FIG. 5 shows a panel with three panelled textured surfaces and one smooth untextured surface. FIG. 5A is an adaptation of the panel of FIG. 5 where the panel is processed in a second texturing pass using diagonal panelled surfaces superimposed on the initial surfaces.
The panel of FIG. 5B is similar to the panel of 5A except the superimposed surfaces are at 90. FIG. 5C is a further adaptation wherein the superimposed surfacing is a plurality of indentations. FIGS. 5D and 5B are across sections of two separate textures imparted by two different texturing sleeves. FIG. SP is a perspective of the face of a panel when both textures 5D and 5E are imparted to the panel but at 90 to one another. This allows a nonlinear pattern to be made from a continuous linear machining operation.
The embodiments of the invention in which an exclusive property or privilege is claimed as defined as follows:
1. Apparatus for implanting various designs on various areas on a fiat surface which comprises a scoring roller characterized in that the scoring roller of said machine has abutting scoring elements of various and different configurations, and wherein said scoring elements are six in number each having a width of approximately 8", and wherein said fiat surface is a panel and wherein grooving elements are positioned between scoring elements.

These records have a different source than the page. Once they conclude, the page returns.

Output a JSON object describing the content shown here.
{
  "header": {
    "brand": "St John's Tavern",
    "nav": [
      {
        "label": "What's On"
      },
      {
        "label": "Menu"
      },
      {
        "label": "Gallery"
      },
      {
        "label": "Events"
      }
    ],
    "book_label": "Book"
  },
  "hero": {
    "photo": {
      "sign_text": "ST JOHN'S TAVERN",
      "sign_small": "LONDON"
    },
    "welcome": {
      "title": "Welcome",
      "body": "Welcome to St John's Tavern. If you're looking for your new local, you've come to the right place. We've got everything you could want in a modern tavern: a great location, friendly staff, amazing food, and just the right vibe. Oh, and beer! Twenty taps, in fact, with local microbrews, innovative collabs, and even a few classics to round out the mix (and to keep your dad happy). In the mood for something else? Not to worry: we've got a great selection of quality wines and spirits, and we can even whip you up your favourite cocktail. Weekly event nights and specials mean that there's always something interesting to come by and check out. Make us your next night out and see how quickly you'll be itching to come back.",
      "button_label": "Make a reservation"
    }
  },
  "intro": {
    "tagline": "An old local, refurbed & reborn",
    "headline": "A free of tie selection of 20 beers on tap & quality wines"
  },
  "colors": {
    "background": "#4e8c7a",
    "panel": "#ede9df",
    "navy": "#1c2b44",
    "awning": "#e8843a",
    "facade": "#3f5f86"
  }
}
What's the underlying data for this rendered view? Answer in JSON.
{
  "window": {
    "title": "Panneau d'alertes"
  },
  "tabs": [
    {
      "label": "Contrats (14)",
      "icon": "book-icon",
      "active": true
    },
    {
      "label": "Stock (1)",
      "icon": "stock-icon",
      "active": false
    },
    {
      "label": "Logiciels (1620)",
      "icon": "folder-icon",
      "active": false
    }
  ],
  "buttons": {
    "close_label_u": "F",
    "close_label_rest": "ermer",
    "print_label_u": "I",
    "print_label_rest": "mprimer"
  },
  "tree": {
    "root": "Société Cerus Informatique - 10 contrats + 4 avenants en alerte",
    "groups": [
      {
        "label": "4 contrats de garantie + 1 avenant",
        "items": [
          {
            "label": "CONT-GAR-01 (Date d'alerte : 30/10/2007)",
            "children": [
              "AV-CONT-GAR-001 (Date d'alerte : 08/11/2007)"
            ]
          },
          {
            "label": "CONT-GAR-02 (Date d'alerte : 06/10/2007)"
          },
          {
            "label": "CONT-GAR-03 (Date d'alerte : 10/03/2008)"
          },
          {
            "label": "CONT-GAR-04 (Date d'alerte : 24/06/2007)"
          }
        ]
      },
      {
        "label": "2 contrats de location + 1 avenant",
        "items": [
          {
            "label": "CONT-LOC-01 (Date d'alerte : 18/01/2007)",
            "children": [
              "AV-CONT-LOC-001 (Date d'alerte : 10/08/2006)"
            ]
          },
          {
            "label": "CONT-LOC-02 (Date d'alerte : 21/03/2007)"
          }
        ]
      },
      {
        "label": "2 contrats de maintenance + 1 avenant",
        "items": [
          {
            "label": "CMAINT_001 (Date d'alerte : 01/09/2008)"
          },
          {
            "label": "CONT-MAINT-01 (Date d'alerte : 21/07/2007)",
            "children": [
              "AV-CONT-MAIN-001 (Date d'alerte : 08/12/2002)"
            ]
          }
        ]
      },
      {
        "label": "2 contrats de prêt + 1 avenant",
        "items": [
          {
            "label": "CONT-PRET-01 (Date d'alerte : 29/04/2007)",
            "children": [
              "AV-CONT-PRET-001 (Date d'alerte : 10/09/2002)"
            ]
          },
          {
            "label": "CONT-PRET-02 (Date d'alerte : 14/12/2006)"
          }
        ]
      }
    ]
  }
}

2. Method of implanting various designs on a flat panel which comprises scoring one surface of said panel with a plurality of laterally positioned adjacent scoring elements each of which is of different design in a single first operation, and wherein the panel is scored by rotating element having its axis of rotation at right angles to the movement of the panel, and wherein said scoring elements are sanding belts having different scoring characteristics.
3. Apparatus for implanting various designs on various areas on a flat surface which comprises a scoring roller characterized in that the scoring roller of said machine has abutting scoring elements of various and different configurations, and wherein said scoring elements are six in number each having a width of approximately 8", and having the following approximate characteristics:
Scoring element No. 1:
No. 24 grit, sparse all over No. 16 grit, 6 or 7 pieces-uniformly across No. 8 grit, 4 or 5 pieces-uniformly across Scoring element No. 2:
No. 46 grit, sparse all over No. 16 grit, 3 pieces, close togetherleft /2. Two
pieces spread out-right /2.
No. 8 grit, 2 pieces, spread out-left Scoring element No. 3:
No. 10 grit, sparse all over No. 8 grit, 12 to 15 piecesrandomly across Socring element No. 4:
No. 16 grit, sparse all over No. 10 grit, 8 piecesrandomly across No. 8 grit, 3 piecesrandomly across Scoring element No. 5
No. 16 grit, 3 pieces on left /2 of plank-J pieces on right /2 of plank No. 10 grit, 3 piecesrandomly across Scoring element No. 6:
No. 10 grit, sparse all over No. 8 grit, 15 to 20 piecesrandomly.
(References on following page) 6 References Cited 3,214,870 11/1965 Elmendorf 51-281 Cramer X 2,430,710 11/1947 Dunlap 51326 X FOREIGN PATENTS 2,467,194 4/1949 D6 W111i 144-155 5 741 599 19 Canada 2 2,720,061 10/1955 Anderson 51-141 2,870,806 1/1959 Thompson 144.436 LESTER M. SWINGLE, Primary Examiner 2 940 489 6/1960 Feiner 144--136 C1. X. 2,968,326 1/1961 Myers 144-436 U S R 10 3,181,279 5/1965 Bauer et a1 51-281 X 51439381323326144M136 R328